I entered my classroom prepared for the worst, but apparently the leak has been fixed. I say "apparently" because the fixers left their ladder in the middle of the floor and didn't clean up anything, so the room itself looked terrible - broken tiles everywhere with grime and sand (where does that come from?) across the floor. The heaters still don't work so I allowed hats, coats, and gloves today in the room - at least for first period, before I decided to take all my classes down to the library.

I put a sign on the door saying Due to the deleterious conditions of the classroom, all Mr. _______'s classes will meet in the library today. You know, never miss an opportunity to teach a new vocab word!
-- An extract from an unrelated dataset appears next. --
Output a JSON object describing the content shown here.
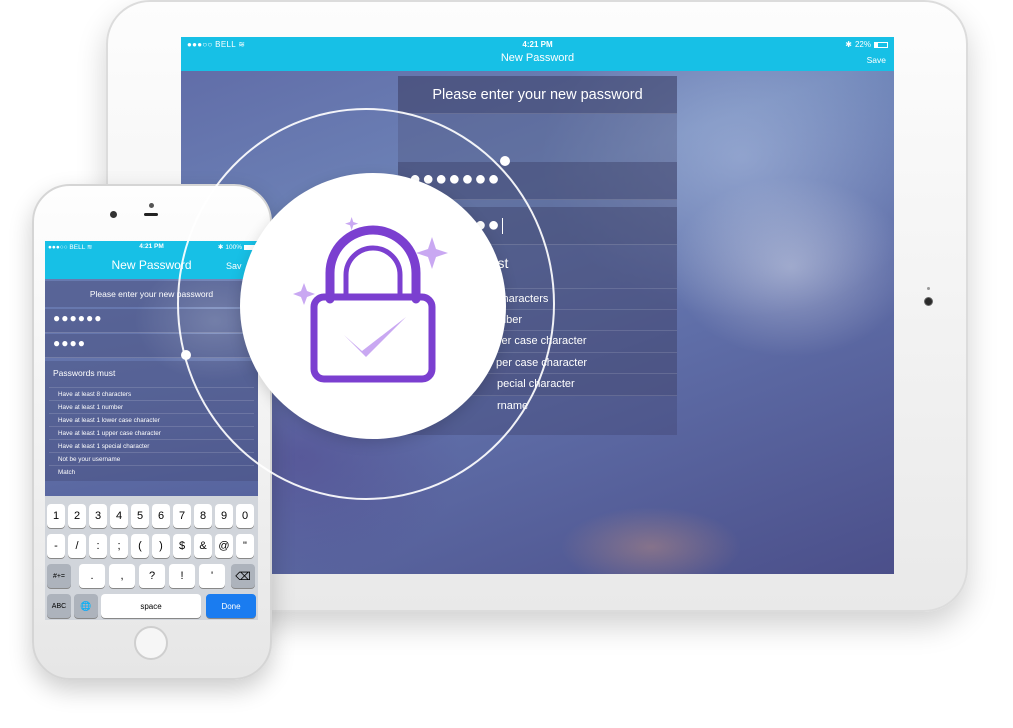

As for my classes, they went wonderfully, after first period. I'm trying Recriprocal Reading, something I researched a bit for one of my Reading classes this fall (I'm not ready to give the classes any credit, though, so don't think I'm going there - tonight was my 2nd to last meeting for one of the classes and it will be so nice not to waste three hours of my life every week after next Monday). I put them in groups of three, and had them read The Odyssey stanza by stanza. One kid was the reader and questioner, one kid was the summarizer and dictionary look-upper, and one kid was the literary analyst and device finder. Hopefully, in a couple of days, I can wean them off the small groups to having them read it independently. I had a few whines of "I can't read this, I don't understand anything" once they realized we weren't going to do the whole-class-reads-and-I-and-the-smarter-kids explain thing, but they got it eventually. The Fagles translation is very modern so there really is no excuse not to comprehend it as they are reading.

As for my Juniors, I'm steadily making my way through the essays. Somehow I have 15 left but, of those 15, I've started graded all of them. I just can't seem to stick with one bad essay more than a page or so before moving onto the next one. I have the patience of a saint but these try my patience. It's hard not to take the bad, sloppy writing personally. I mean, remember Ace of Base? That band back in the early 1990s, which had lyrics that seemed like they were translated from a different language by someone who really didn't know English very well? That's what the students' essays remind me of - bad translations. There is no fluidity and not much logic, and it's so disappointing. They have no voices. I can understand what they say when they talk to me, as there is a logical progression of ideas. Why is it so much harder with the writing? I know part of it is something I've certainly been guilty of before - peppering an essay I really didn't want to write with enough obtuse BS so hopefully the professor didn't read it too closely. That, I am sure, is part of it - they just don't know how to write about literature very well and try to get themselves up to the minimum word count by writing purposefully in circles. At other times, though, I'm mystified. My favorite comment to write on these papers is one that I cannot write, but only think in my head: "WTF?".

On the positive side of things, several students improved dramatically, and I gave my first grade over an 80. But there are several grades below a 50. I just have to remain faithful that they all will become decent writers by the end of the year, and figure out (more) ways to help them.

Another main weakness is the lack of devices. IB requires students to examine the effect of literary devices, and our students are unprepared to discuss devices as much as they should. I spent a good chunk of the weekend creating a document that listed a number of devices that will make it easier to discuss Unbearable Lightness of Being, and today we did an activity surrounding that. Hopefully that helps the next set of essays. It was good for me, too, to research the difference between all those terms dealing with dualism and opposition: antithesis, juxtaposition, dichotomy, foils, oxymoron, paradox, etc.


jackie said...

I use a lot of those terms when teaching "Hamlet," and we too have to spend some time breaking them down and comparing them to teach other. On the first batch of Hamlet essays, I usually have to spend a fair amount of time writing "Avoid plot summary-- focus on technique" over and over in the margins!

I like the idea of small groups with those assigned roles-- we're starting a Bible as Literature unit after the Tgiving break, so will keep that in my pocket for my 9th graders.

Anonymous said...

I wonder if their writing would be any clearer if you gave them a few short projects and told them specifically not to worry about the word counts, but give them clear rubrics with regard to what specifically needs to be addressed.

I realize that some of these assignments may have to be of a specific length, but perhaps some practice on answering the question as succinctly as possible can actually help in this regard. I know that the elementary and middle-level MSAs sometimes depend on a relatively small word count (don't write outside the box-type stuff); does this happen at the HS level as well?

Teach Baltimore said...

I model the assignments after the IB assessments, which are 1000-1500 words. You're right, and I've already been considering ways to make them write more, smaller pieces to develop their voices.